Church officials claim they received more than two dozen emails from individuals condemning All Saints Episcopal Church for hosting the 12th Annual Muslim Public Affairs Council Convention on Dec. 15.
Church officials produced three of the “close to 30” emails they received. They described many of the others as too “vituperative” to release to the public. At least one email accused the parish of “providing cover and legitimacy to an organization dedicated to overthrowing the Constitution, and substituting Sharia law.” Another email warned parishoners to not “be gullible suckers.”
During the Thursday press conference, convention organizers and church staff said the conference will go on as planned and denounced the emails as hateful.
“What we hear too often unfortunately, is that what we are doing is a waste of time,” MPAC President Salam Al Mayarati said. “What we also hear is people trying to drag us back to the rivalries of the middle East, the bloody rivalries of the middle east.”
All Saints Rector Ed Bacon characterized the emails as a tragic reminder of the political and cultural realities of contemporary America. “The fact is our life in America is transacted in a culture of fear, and transacted in a culture of hatred; and a politics of fear and a politics of hatred,” Bacon said.
Bacon said he hoped to convert the negative attention from the emails into something positive for interfaith relations. “We are very happy to have this occasion to put on a display of our relations and stand in solidarity,” Bacon said.
In one email, a South Carolina man said “Islam is indistinguishable from Nazism,” “Islam caused the Dark Ages” and that “every host country that has invited Islam into it has either been destroyed, or is in the process of being destroyed.”
Church officials said the attacks came after Institute on Religion and Democracy published a criticism of the convention on its website. “If MPAC’s convention is like past ones, Islamists will again be given a platform to rally Muslims to their cause but this time, it won’t be in a mosque or a hotel conference room.
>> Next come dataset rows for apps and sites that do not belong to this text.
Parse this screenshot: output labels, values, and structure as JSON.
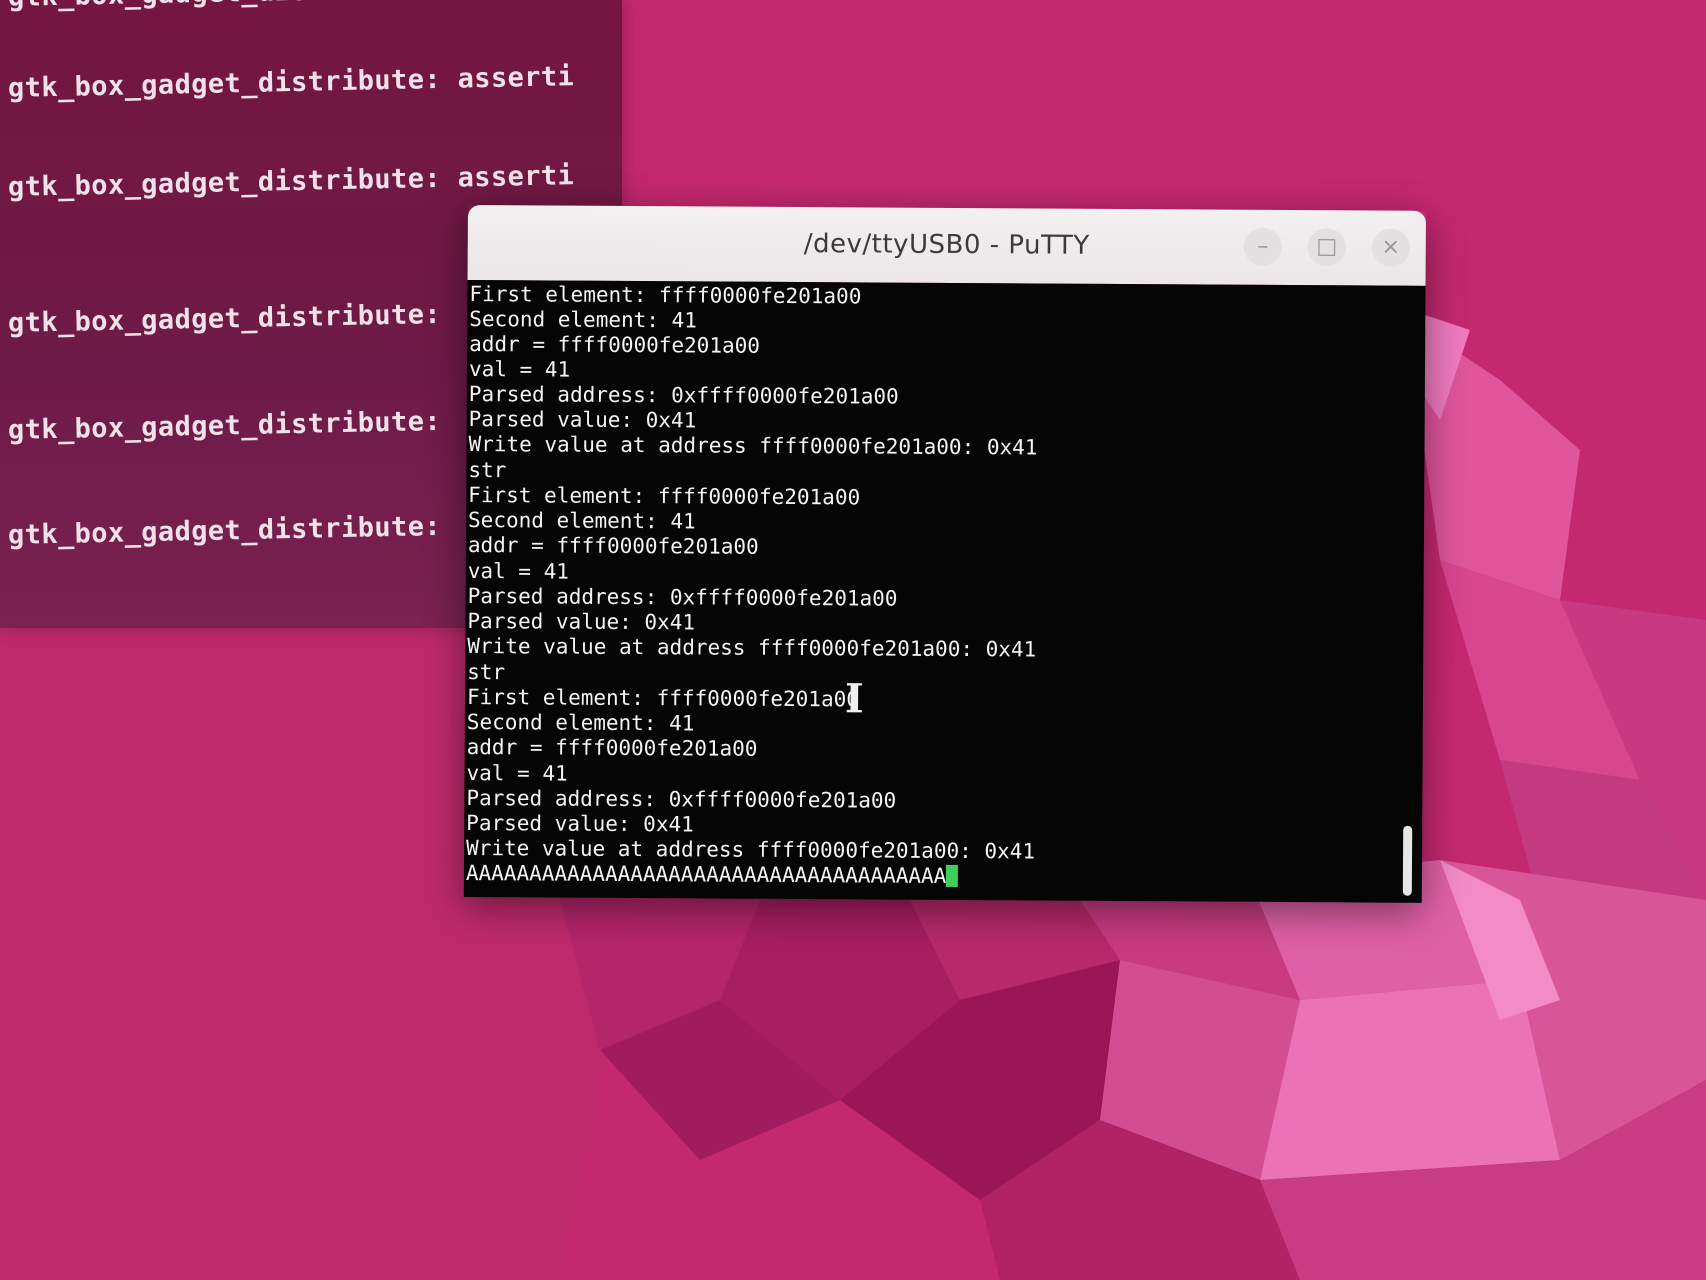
{
  "wallpaper": {
    "base_color": "#c4286f",
    "accent_colors": [
      "#e0559c",
      "#f07ac0",
      "#9a1656",
      "#a71e61"
    ]
  },
  "background_terminal": {
    "lines": [
      "gtk_box_gadget_distribute: asserti",
      "gtk_box_gadget_distribute: asserti",
      "gtk_box_gadget_distribute:",
      "gtk_box_gadget_distribute:",
      "gtk_box_gadget_distribute:"
    ]
  },
  "putty": {
    "title": "/dev/ttyUSB0 - PuTTY",
    "buttons": {
      "minimize": "–",
      "maximize": "□",
      "close": "×"
    },
    "lines": [
      "First element: ffff0000fe201a00",
      "Second element: 41",
      "addr = ffff0000fe201a00",
      "val = 41",
      "Parsed address: 0xffff0000fe201a00",
      "Parsed value: 0x41",
      "Write value at address ffff0000fe201a00: 0x41",
      "str",
      "First element: ffff0000fe201a00",
      "Second element: 41",
      "addr = ffff0000fe201a00",
      "val = 41",
      "Parsed address: 0xffff0000fe201a00",
      "Parsed value: 0x41",
      "Write value at address ffff0000fe201a00: 0x41",
      "str",
      "First element: ffff0000fe201a00",
      "Second element: 41",
      "addr = ffff0000fe201a00",
      "val = 41",
      "Parsed address: 0xffff0000fe201a00",
      "Parsed value: 0x41",
      "Write value at address ffff0000fe201a00: 0x41"
    ],
    "input_line": "AAAAAAAAAAAAAAAAAAAAAAAAAAAAAAAAAAAAAA",
    "cursor_color": "#3ecf5a",
    "mouse_cursor": "ibeam-icon"
  }
}
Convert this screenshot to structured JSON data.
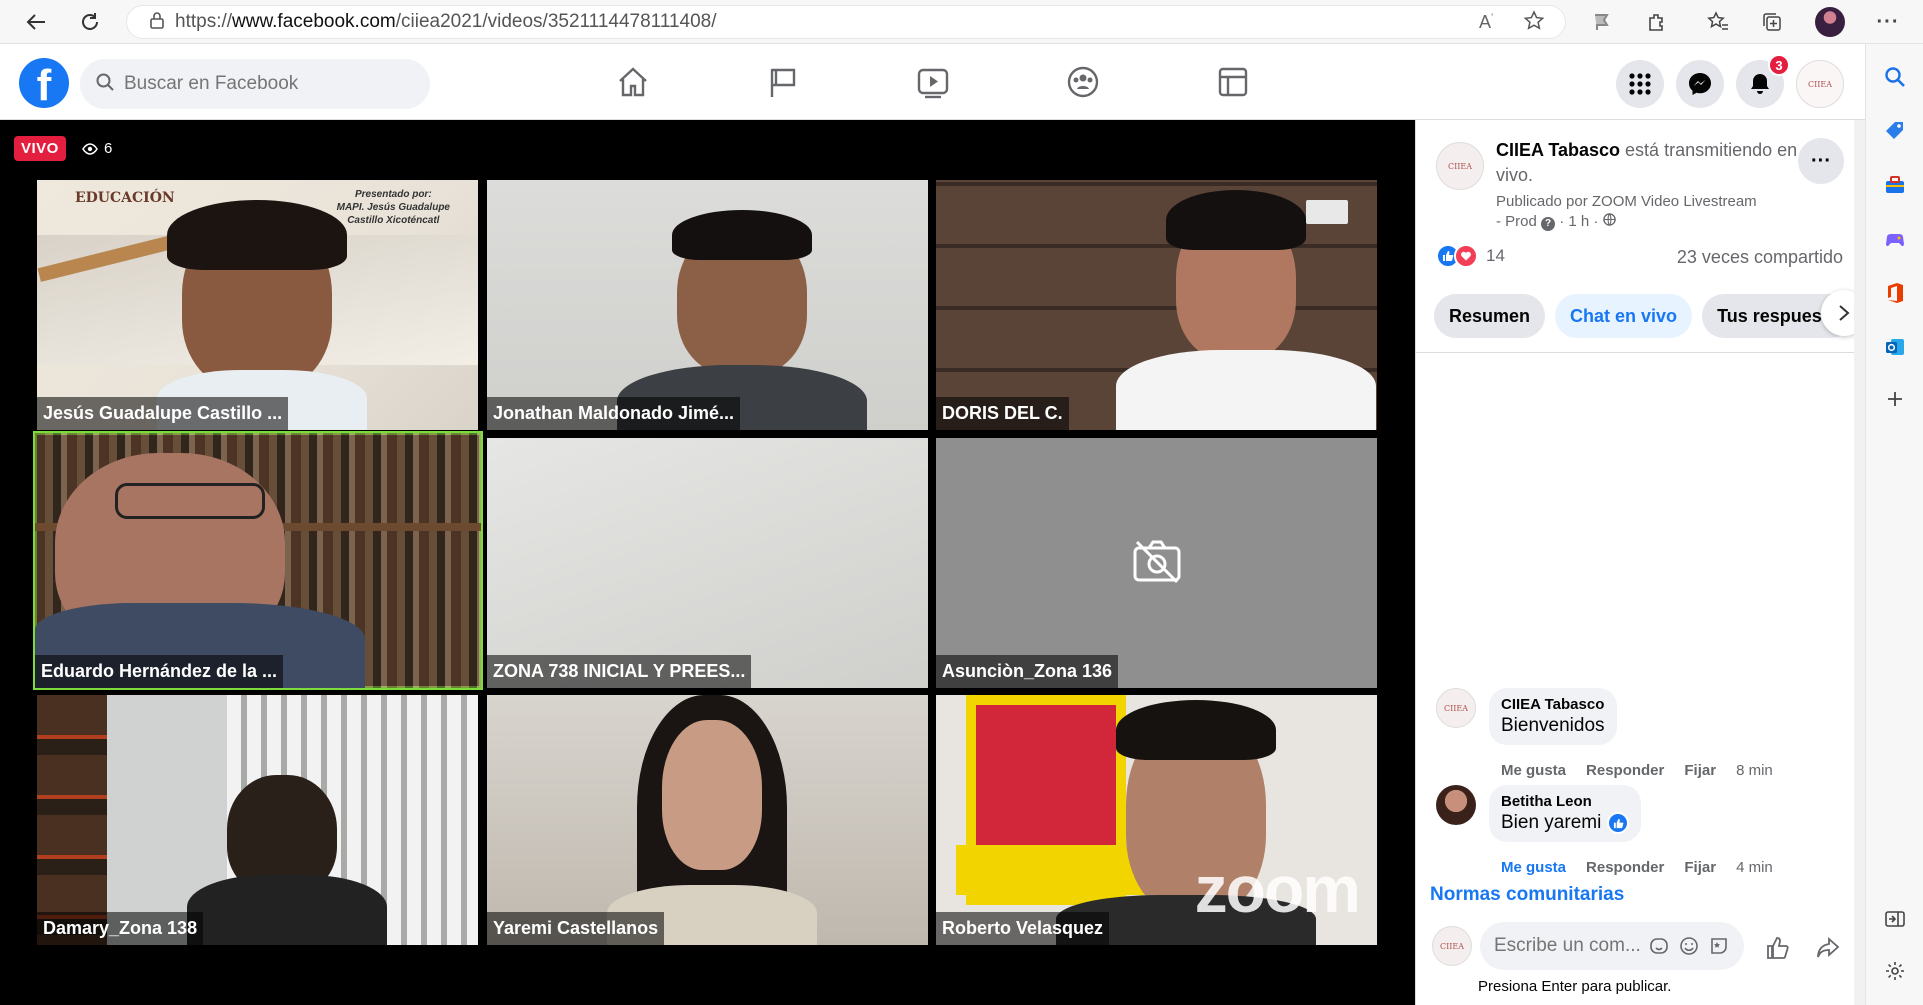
{
  "browser": {
    "url_prefix": "https://",
    "url_domain": "www.facebook.com",
    "url_path": "/ciiea2021/videos/3521114478111408/"
  },
  "facebook": {
    "logo": "f",
    "search_placeholder": "Buscar en Facebook",
    "notification_count": "3",
    "brand_color": "#1877f2"
  },
  "video": {
    "live_label": "VIVO",
    "viewer_count": "6",
    "participants": [
      {
        "name": "Jesús Guadalupe Castillo ..."
      },
      {
        "name": "Jonathan Maldonado Jimé..."
      },
      {
        "name": "DORIS DEL C."
      },
      {
        "name": "Eduardo Hernández de la ..."
      },
      {
        "name": "ZONA 738 INICIAL Y PREES..."
      },
      {
        "name": "Asunciòn_Zona 136"
      },
      {
        "name": "Damary_Zona 138"
      },
      {
        "name": "Yaremi Castellanos"
      },
      {
        "name": "Roberto Velasquez"
      }
    ],
    "tile1_text": {
      "banner": "EDUCACIÓN",
      "presenter_line1": "Presentado por:",
      "presenter_line2": "MAPI. Jesús Guadalupe",
      "presenter_line3": "Castillo Xicoténcatl"
    },
    "watermark": "zoom",
    "active_speaker_color": "#7ddc3c"
  },
  "panel": {
    "host_name": "CIIEA Tabasco",
    "host_status": "está transmitiendo en vivo.",
    "published_by": "Publicado por ZOOM Video Livestream",
    "published_meta": "- Prod",
    "published_time": "· 1 h ·",
    "reaction_count": "14",
    "shares": "23 veces compartido",
    "tabs": [
      {
        "label": "Resumen"
      },
      {
        "label": "Chat en vivo"
      },
      {
        "label": "Tus respuesta"
      }
    ],
    "comments": [
      {
        "author": "CIIEA Tabasco",
        "text": "Bienvenidos",
        "like": "Me gusta",
        "reply": "Responder",
        "pin": "Fijar",
        "time": "8 min"
      },
      {
        "author": "Betitha Leon",
        "text": "Bien yaremi",
        "like": "Me gusta",
        "reply": "Responder",
        "pin": "Fijar",
        "time": "4 min"
      }
    ],
    "community_norms": "Normas comunitarias",
    "write_placeholder": "Escribe un com...",
    "enter_hint": "Presiona Enter para publicar.",
    "avatar_text": "CIIEA"
  }
}
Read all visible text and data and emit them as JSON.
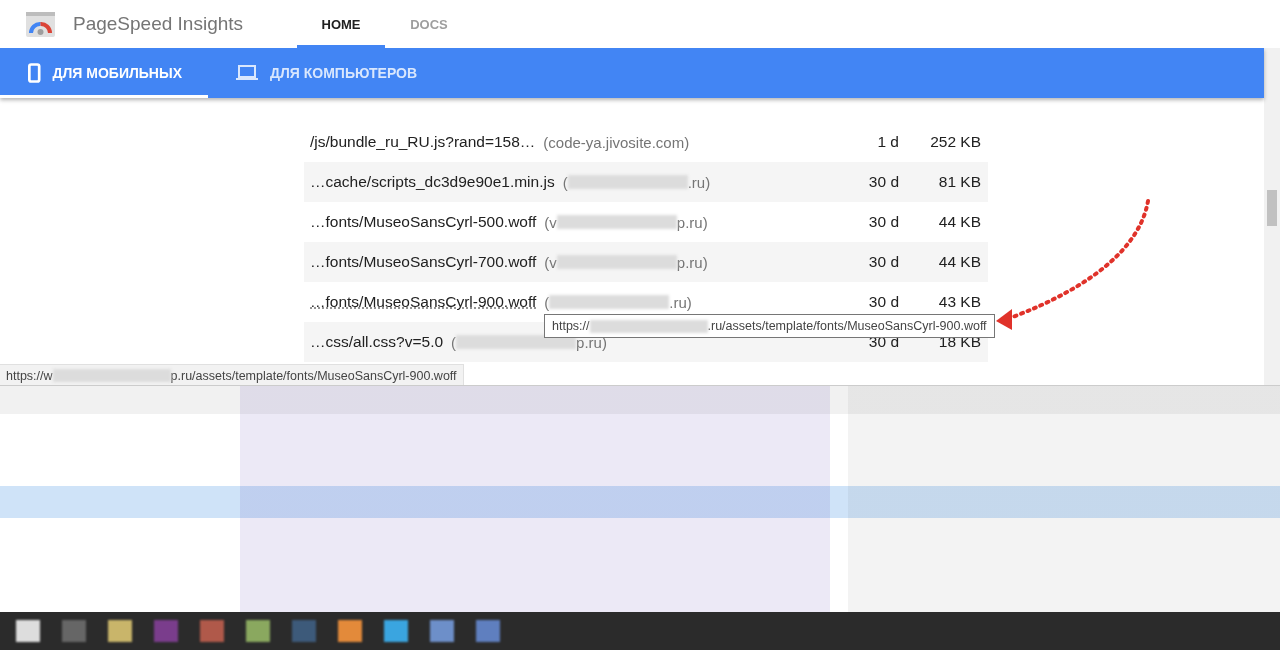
{
  "header": {
    "title": "PageSpeed Insights",
    "tabs": [
      {
        "label": "HOME",
        "selected": true
      },
      {
        "label": "DOCS",
        "selected": false
      }
    ]
  },
  "device_tabs": [
    {
      "label": "ДЛЯ МОБИЛЬНЫХ",
      "kind": "phone",
      "selected": true
    },
    {
      "label": "ДЛЯ КОМПЬЮТЕРОВ",
      "kind": "laptop",
      "selected": false
    }
  ],
  "rows": [
    {
      "url": "/js/bundle_ru_RU.js?rand=158…",
      "host_start": "(code-ya.jivosite.com)",
      "redacted": false,
      "host_end": "",
      "ttl": "1 d",
      "size": "252 KB",
      "hovered": false
    },
    {
      "url": "…cache/scripts_dc3d9e90e1.min.js",
      "host_start": "(",
      "redacted": true,
      "host_end": ".ru)",
      "ttl": "30 d",
      "size": "81 KB",
      "hovered": false
    },
    {
      "url": "…fonts/MuseoSansCyrl-500.woff",
      "host_start": "(v",
      "redacted": true,
      "host_end": "p.ru)",
      "ttl": "30 d",
      "size": "44 KB",
      "hovered": false
    },
    {
      "url": "…fonts/MuseoSansCyrl-700.woff",
      "host_start": "(v",
      "redacted": true,
      "host_end": "p.ru)",
      "ttl": "30 d",
      "size": "44 KB",
      "hovered": false
    },
    {
      "url": "…fonts/MuseoSansCyrl-900.woff",
      "host_start": "(",
      "redacted": true,
      "host_end": ".ru)",
      "ttl": "30 d",
      "size": "43 KB",
      "hovered": true
    },
    {
      "url": "…css/all.css?v=5.0",
      "host_start": "(",
      "redacted": true,
      "host_end": "p.ru)",
      "ttl": "30 d",
      "size": "18 KB",
      "hovered": false
    }
  ],
  "tooltip": {
    "start": "https://",
    "end": ".ru/assets/template/fonts/MuseoSansCyrl-900.woff"
  },
  "status_bar": {
    "start": "https://w",
    "end": "p.ru/assets/template/fonts/MuseoSansCyrl-900.woff"
  }
}
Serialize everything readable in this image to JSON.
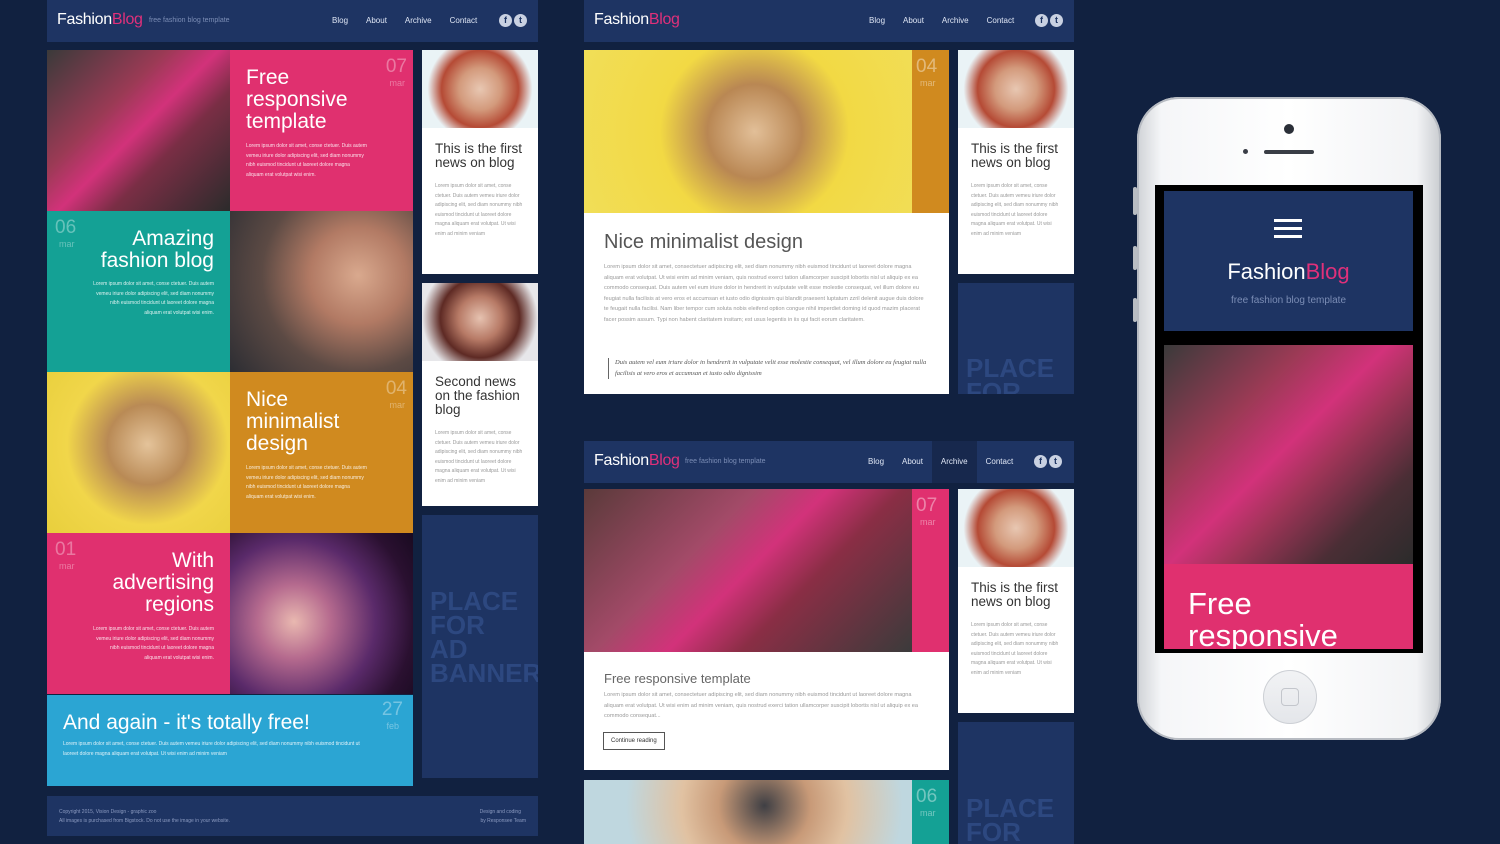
{
  "brand": {
    "fashion": "Fashion",
    "blog": "Blog",
    "tagline": "free fashion blog template"
  },
  "nav": [
    "Blog",
    "About",
    "Archive",
    "Contact"
  ],
  "social": {
    "facebook": "f",
    "twitter": "t"
  },
  "lorem_tile": "Lorem ipsum dolor sit amet, conse ctetuer. Duis autem vemeu iriure dolor adipiscing elit, sed diam nonummy nibh euismod tincidunt ut laoreet dolore magna aliquam erat volutpat wisi enim.",
  "lorem_card": "Lorem ipsum dolor sit amet, conse ctetuer. Duis autem vemeu iriure dolor adipiscing elit, sed diam nonummy nibh euismod tincidunt ut laoreet dolore magna aliquam erat volutpat. Ut wisi enim ad minim veniam",
  "tiles": [
    {
      "title": "Free responsive template",
      "day": "07",
      "month": "mar"
    },
    {
      "title": "Amazing fashion blog",
      "day": "06",
      "month": "mar"
    },
    {
      "title": "Nice minimalist design",
      "day": "04",
      "month": "mar"
    },
    {
      "title": "With advertising regions",
      "day": "01",
      "month": "mar"
    }
  ],
  "wide_tile": {
    "title": "And again - it's totally free!",
    "day": "27",
    "month": "feb",
    "body": "Lorem ipsum dolor sit amet, conse ctetuer. Duis autem vemeu iriure dolor adipiscing elit, sed diam nonummy nibh euismod tincidunt ut laoreet dolore magna aliquam erat volutpat. Ut wisi enim ad minim veniam"
  },
  "cards": [
    {
      "title": "This is the first news on blog"
    },
    {
      "title": "Second news on the fashion blog"
    }
  ],
  "ad_text": [
    "PLACE",
    "FOR",
    "AD",
    "BANNER"
  ],
  "footer": {
    "copyright": "Copyright 2015, Vision Design - graphic zoo",
    "images": "All images is purchased from Bigstock. Do not use the image in your website.",
    "design": "Design and coding",
    "by": "by Responsee Team"
  },
  "article": {
    "title": "Nice minimalist design",
    "day": "04",
    "month": "mar",
    "body": "Lorem ipsum dolor sit amet, consectetuer adipiscing elit, sed diam nonummy nibh euismod tincidunt ut laoreet dolore magna aliquam erat volutpat. Ut wisi enim ad minim veniam, quis nostrud exerci tation ullamcorper suscipit lobortis nisl ut aliquip ex ea commodo consequat. Duis autem vel eum iriure dolor in hendrerit in vulputate velit esse molestie consequat, vel illum dolore eu feugiat nulla facilisis at vero eros et accumsan et iusto odio dignissim qui blandit praesent luptatum zzril delenit augue duis dolore te feugait nulla facilisi. Nam liber tempor cum soluta nobis eleifend option congue nihil imperdiet doming id quod mazim placerat facer possim assum. Typi non habent claritatem insitam; est usus legentis in iis qui facit eorum claritatem.",
    "quote": "Duis autem vel eum iriure dolor in hendrerit in vulputate velit esse molestie consequat, vel illum dolore eu feugiat nulla facilisis at vero eros et accumsan et iusto odio dignissim"
  },
  "post": {
    "title": "Free responsive template",
    "day": "07",
    "month": "mar",
    "body": "Lorem ipsum dolor sit amet, consectetuer adipiscing elit, sed diam nonummy nibh euismod tincidunt ut laoreet dolore magna aliquam erat volutpat. Ut wisi enim ad minim veniam, quis nostrud exerci tation ullamcorper suscipit lobortis nisl ut aliquip ex ea commodo consequat...",
    "button": "Continue reading"
  },
  "post2": {
    "day": "06",
    "month": "mar"
  },
  "phone": {
    "title": "Free responsive"
  },
  "colors": {
    "navy": "#112140",
    "header": "#1e3463",
    "pink": "#e0306f",
    "teal": "#14a195",
    "orange": "#d08a1f",
    "blue": "#2ba5d3"
  }
}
It’ll be from a church pulpit,” the Nov. 30 article by Ryan Mauro, the “national security analyst of RadicalIslam.org,” who is a frequent guest on the Fox News Channel.
MPAC Senior Adviser Dr. Maher Hathout said groups like IRD often cite Hathout’s work with the Muslim Brotherhood as a reason to doubt his good intentions. I “was working with the Muslim Brotherhood student movement 60 years ago against the British occupation and against the Nasser (Gamal Abdel Nasser former President of Egypt) dictatorship and I am very proud of that record,” Hathout said Thursday. “Since that time I have no connection with any group or party. In the last 40 years in America, I never dealt with any organization outside the U.S.”
The MPAC national convention is scheduled to run from 11 a.m. to 6 p.m. on Dec. 15.
MPAC and the church are working with the Department of Homeland Security and the Pasadena Police Department on increasing security for the event, Al Mayariti said.
Update: In a piece for the Washington Post‘s Guest Voices blog (“Hate mail over Muslim conference provides opportunity for Christian witness”) the Rev. Susan Brooks Thistlethwaite points out that the Institute on Religion and Democracy article that provoked this outpouring of hate was crossposted from David Horowitz’s FrontPage Magazine.